## TASK REQUIREMENTS:
Your job is to copy every record exactly.

>>>

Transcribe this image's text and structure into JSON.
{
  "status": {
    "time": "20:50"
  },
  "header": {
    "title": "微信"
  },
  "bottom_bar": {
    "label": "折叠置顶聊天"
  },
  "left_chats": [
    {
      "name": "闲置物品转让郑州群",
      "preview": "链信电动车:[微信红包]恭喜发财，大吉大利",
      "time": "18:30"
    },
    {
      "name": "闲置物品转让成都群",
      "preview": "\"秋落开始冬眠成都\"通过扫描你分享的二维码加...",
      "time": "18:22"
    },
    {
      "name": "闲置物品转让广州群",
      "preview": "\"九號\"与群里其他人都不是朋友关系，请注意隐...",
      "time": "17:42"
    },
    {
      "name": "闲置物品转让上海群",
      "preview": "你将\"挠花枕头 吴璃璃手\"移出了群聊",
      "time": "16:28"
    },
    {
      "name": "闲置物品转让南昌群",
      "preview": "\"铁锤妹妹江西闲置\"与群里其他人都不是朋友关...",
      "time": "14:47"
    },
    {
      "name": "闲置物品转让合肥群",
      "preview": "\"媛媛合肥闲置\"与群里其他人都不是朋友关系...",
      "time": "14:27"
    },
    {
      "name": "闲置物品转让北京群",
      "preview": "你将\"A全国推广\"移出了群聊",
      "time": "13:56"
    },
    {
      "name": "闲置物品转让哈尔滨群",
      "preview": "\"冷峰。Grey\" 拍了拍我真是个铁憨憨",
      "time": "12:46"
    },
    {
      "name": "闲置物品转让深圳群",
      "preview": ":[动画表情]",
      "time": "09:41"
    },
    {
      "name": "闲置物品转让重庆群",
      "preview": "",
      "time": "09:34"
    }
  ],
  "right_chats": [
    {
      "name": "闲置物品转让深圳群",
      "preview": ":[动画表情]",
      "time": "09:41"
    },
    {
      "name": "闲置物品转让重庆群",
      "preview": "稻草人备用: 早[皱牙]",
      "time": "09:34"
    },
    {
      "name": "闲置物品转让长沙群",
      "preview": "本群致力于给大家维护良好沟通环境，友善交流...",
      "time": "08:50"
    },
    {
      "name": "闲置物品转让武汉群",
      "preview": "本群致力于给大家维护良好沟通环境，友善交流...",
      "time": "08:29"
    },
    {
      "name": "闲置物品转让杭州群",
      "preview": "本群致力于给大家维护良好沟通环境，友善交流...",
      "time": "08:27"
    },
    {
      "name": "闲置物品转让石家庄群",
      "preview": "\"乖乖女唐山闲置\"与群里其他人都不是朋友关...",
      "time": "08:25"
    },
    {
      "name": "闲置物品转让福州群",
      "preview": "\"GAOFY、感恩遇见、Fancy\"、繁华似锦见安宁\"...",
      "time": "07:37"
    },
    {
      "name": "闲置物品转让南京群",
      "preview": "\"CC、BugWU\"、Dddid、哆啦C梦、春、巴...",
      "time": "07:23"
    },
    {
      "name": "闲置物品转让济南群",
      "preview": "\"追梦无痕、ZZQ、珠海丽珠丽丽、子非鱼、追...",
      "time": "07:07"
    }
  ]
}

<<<

## SOLUTION BELOW:
Transcribe this image's text and structure into JSON.
{
  "status": {
    "time": "20:50"
  },
  "header": {
    "title": "微信"
  },
  "bottom_bar": {
    "label": "折叠置顶聊天"
  },
  "left_chats": [
    {
      "name": "闲置物品转让郑州群",
      "preview": "链信电动车:[微信红包]恭喜发财，大吉大利",
      "time": "18:30"
    },
    {
      "name": "闲置物品转让成都群",
      "preview": "\"秋落开始冬眠成都\"通过扫描你分享的二维码加...",
      "time": "18:22"
    },
    {
      "name": "闲置物品转让广州群",
      "preview": "\"九號\"与群里其他人都不是朋友关系，请注意隐...",
      "time": "17:42"
    },
    {
      "name": "闲置物品转让上海群",
      "preview": "你将\"挠花枕头 吴璃璃手\"移出了群聊",
      "time": "16:28"
    },
    {
      "name": "闲置物品转让南昌群",
      "preview": "\"铁锤妹妹江西闲置\"与群里其他人都不是朋友关...",
      "time": "14:47"
    },
    {
      "name": "闲置物品转让合肥群",
      "preview": "\"媛媛合肥闲置\"与群里其他人都不是朋友关系...",
      "time": "14:27"
    },
    {
      "name": "闲置物品转让北京群",
      "preview": "你将\"A全国推广\"移出了群聊",
      "time": "13:56"
    },
    {
      "name": "闲置物品转让哈尔滨群",
      "preview": "\"冷峰。Grey\" 拍了拍我真是个铁憨憨",
      "time": "12:46"
    },
    {
      "name": "闲置物品转让深圳群",
      "preview": ":[动画表情]",
      "time": "09:41"
    },
    {
      "name": "闲置物品转让重庆群",
      "preview": "",
      "time": "09:34"
    }
  ],
  "right_chats": [
    {
      "name": "闲置物品转让深圳群",
      "preview": ":[动画表情]",
      "time": "09:41"
    },
    {
      "name": "闲置物品转让重庆群",
      "preview": "稻草人备用: 早[皱牙]",
      "time": "09:34"
    },
    {
      "name": "闲置物品转让长沙群",
      "preview": "本群致力于给大家维护良好沟通环境，友善交流...",
      "time": "08:50"
    },
    {
      "name": "闲置物品转让武汉群",
      "preview": "本群致力于给大家维护良好沟通环境，友善交流...",
      "time": "08:29"
    },
    {
      "name": "闲置物品转让杭州群",
      "preview": "本群致力于给大家维护良好沟通环境，友善交流...",
      "time": "08:27"
    },
    {
      "name": "闲置物品转让石家庄群",
      "preview": "\"乖乖女唐山闲置\"与群里其他人都不是朋友关...",
      "time": "08:25"
    },
    {
      "name": "闲置物品转让福州群",
      "preview": "\"GAOFY、感恩遇见、Fancy\"、繁华似锦见安宁\"...",
      "time": "07:37"
    },
    {
      "name": "闲置物品转让南京群",
      "preview": "\"CC、BugWU\"、Dddid、哆啦C梦、春、巴...",
      "time": "07:23"
    },
    {
      "name": "闲置物品转让济南群",
      "preview": "\"追梦无痕、ZZQ、珠海丽珠丽丽、子非鱼、追...",
      "time": "07:07"
    }
  ]
}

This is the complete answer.